28. anonymous

do you think I should do $8^2$? Or just write 8?

29. zepdrix

For what? 0_O

30. anonymous

oh sorry, for complex conjugate if r=8 for the original

31. anonymous

before the complex conjugate

32. zepdrix

So you're asking, what is the complex conjugate of this?$\Large\rm 8(\cos \theta+ i \sin \theta)$Well I guess I'm forgetting about the fact that you can distribute the 8,$\Large\rm 8\cos \theta+8i \sin \theta$So the complex conjugate would be,$\Large\rm 8\cos \theta -8i \sin \theta=8(\cos \theta-i \sin \theta)$

33. xapproachesinfinity

1.43 was tnat supposed to be root2 lol

34. anonymous

@xapproachesinfinity yea

35. xapproachesinfinity

hehe that's weird in decimal and it is 1.41 not 1.43

36. anonymous

Oh, wait, it isn't

37. anonymous

it is just 1.43, not root 2

38. anonymous

The problem gave the equation liek that

39. xapproachesinfinity

oh im not thinking that's angle in radians lol

40. anonymous

oh kk

41. anonymous

Thanks though

42. anonymous

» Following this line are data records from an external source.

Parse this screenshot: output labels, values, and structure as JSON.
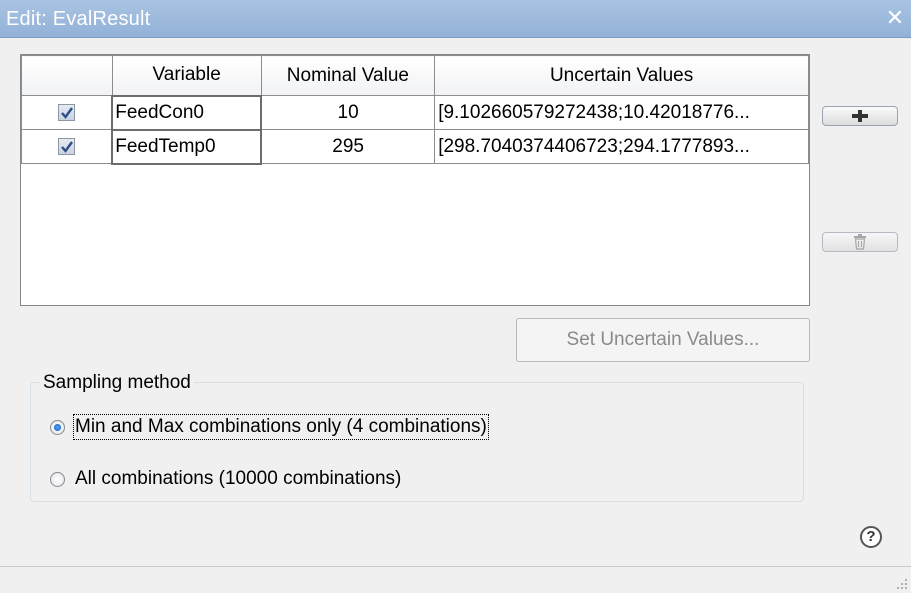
{
  "window": {
    "title": "Edit: EvalResult",
    "close_icon": "close-icon"
  },
  "table": {
    "columns": [
      "",
      "Variable",
      "Nominal Value",
      "Uncertain Values"
    ],
    "rows": [
      {
        "checked": true,
        "variable": "FeedCon0",
        "nominal": "10",
        "uncertain": "[9.102660579272438;10.42018776..."
      },
      {
        "checked": true,
        "variable": "FeedTemp0",
        "nominal": "295",
        "uncertain": "[298.7040374406723;294.1777893..."
      }
    ]
  },
  "buttons": {
    "add_icon": "plus-icon",
    "delete_icon": "trash-icon",
    "set_uncertain": "Set Uncertain Values..."
  },
  "sampling": {
    "legend": "Sampling method",
    "options": [
      {
        "label": "Min and Max combinations only (4 combinations)",
        "selected": true
      },
      {
        "label": "All combinations (10000 combinations)",
        "selected": false
      }
    ]
  },
  "help": {
    "icon": "help-icon",
    "glyph": "?"
  },
  "colors": {
    "titlebar": "#9ab8de",
    "checkbox_mark": "#2c4f8a",
    "radio_selected": "#1058b7"
  }
}
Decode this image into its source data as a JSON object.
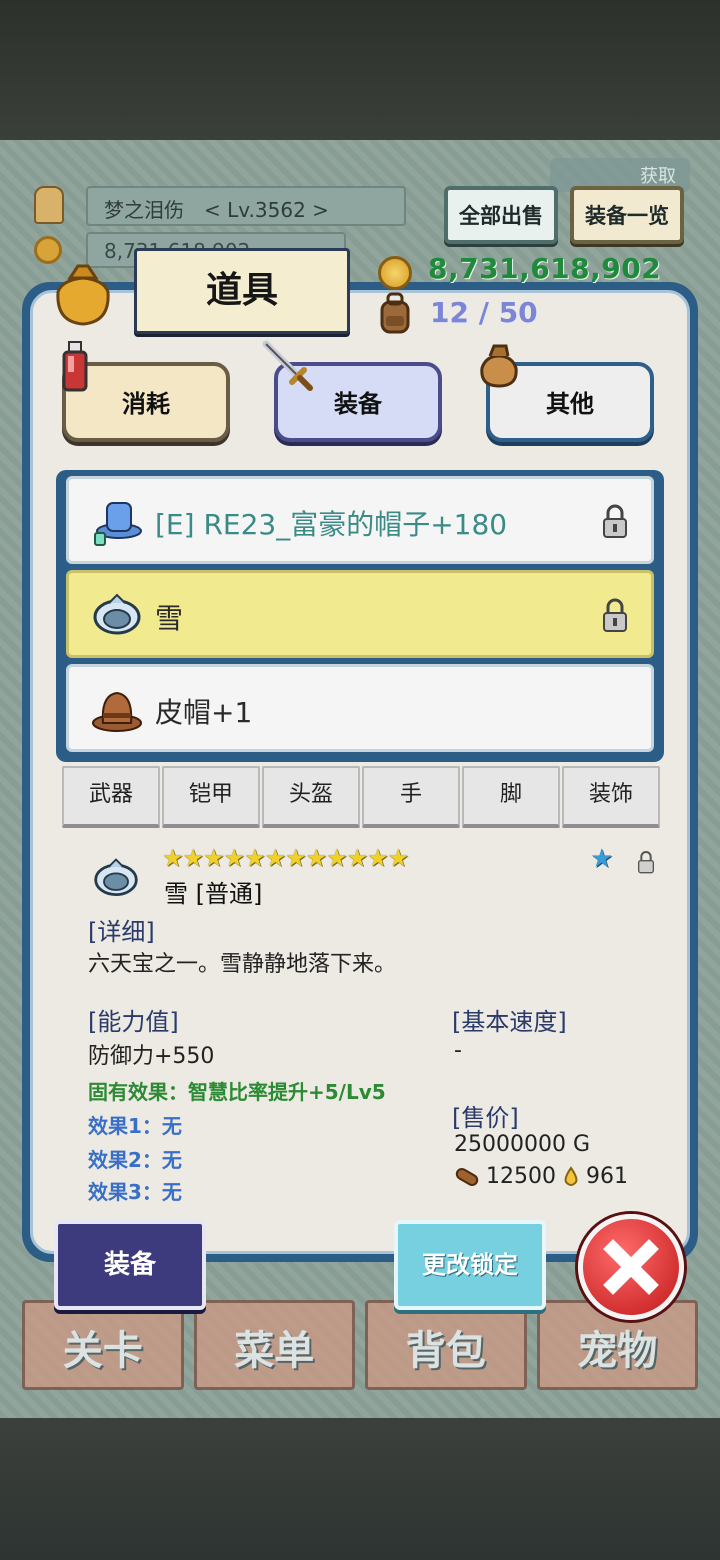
{
  "player": {
    "name_level": "梦之泪伤　< Lv.3562 >",
    "gold_behind": "8,731,618,902",
    "acquire_label": "获取"
  },
  "header": {
    "sell_all": "全部出售",
    "equip_list": "装备一览",
    "title": "道具",
    "gold": "8,731,618,902",
    "capacity": "12 / 50"
  },
  "categories": {
    "consume": "消耗",
    "equip": "装备",
    "other": "其他"
  },
  "items": [
    {
      "name": "[E] RE23_富豪的帽子+180",
      "locked": true,
      "icon": "top-hat-icon"
    },
    {
      "name": "雪",
      "locked": true,
      "selected": true,
      "icon": "snow-helmet-icon"
    },
    {
      "name": "皮帽+1",
      "locked": false,
      "icon": "leather-hat-icon"
    }
  ],
  "sub_tabs": [
    "武器",
    "铠甲",
    "头盔",
    "手",
    "脚",
    "装饰"
  ],
  "detail": {
    "stars": "★★★★★★★★★★★★",
    "name": "雪 [普通]",
    "desc_title": "[详细]",
    "desc": "六天宝之一。雪静静地落下来。",
    "stat_title": "[能力值]",
    "stat": "防御力+550",
    "inherent": "固有效果：智慧比率提升+5/Lv5",
    "effect1": "效果1：无",
    "effect2": "效果2：无",
    "effect3": "效果3：无",
    "speed_title": "[基本速度]",
    "speed": "-",
    "price_title": "[售价]",
    "price": "25000000 G",
    "material_wood": "12500",
    "material_drop": "961"
  },
  "actions": {
    "equip": "装备",
    "change_lock": "更改锁定"
  },
  "nav": [
    "关卡",
    "菜单",
    "背包",
    "宠物"
  ],
  "colors": {
    "panel_border": "#2c5d86",
    "selected_row": "#f2ea8f",
    "gold_text": "#1f8a3c",
    "capacity_text": "#7d86d6"
  }
}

@zepdrix If I need to turn (4(cos(7pi/9)+isin(7pi/9)))^3 into the form a+bi, would I just distribute the 3?

43. zepdrix

Distribute the 3 as in.... Expanding out three sets of brackets? No. Or do you mean by apply De'Moivre's Rule? Yes.

44. anonymous

as in multiplying theta by 3 and cubing 4

45. anonymous

so de movire I think

46. zepdrix

ya that seems like the way to go :)

47. anonymous

awesome :D Thanks for the help!

48. zepdrix

yay team

49. xapproachesinfinity

good work :)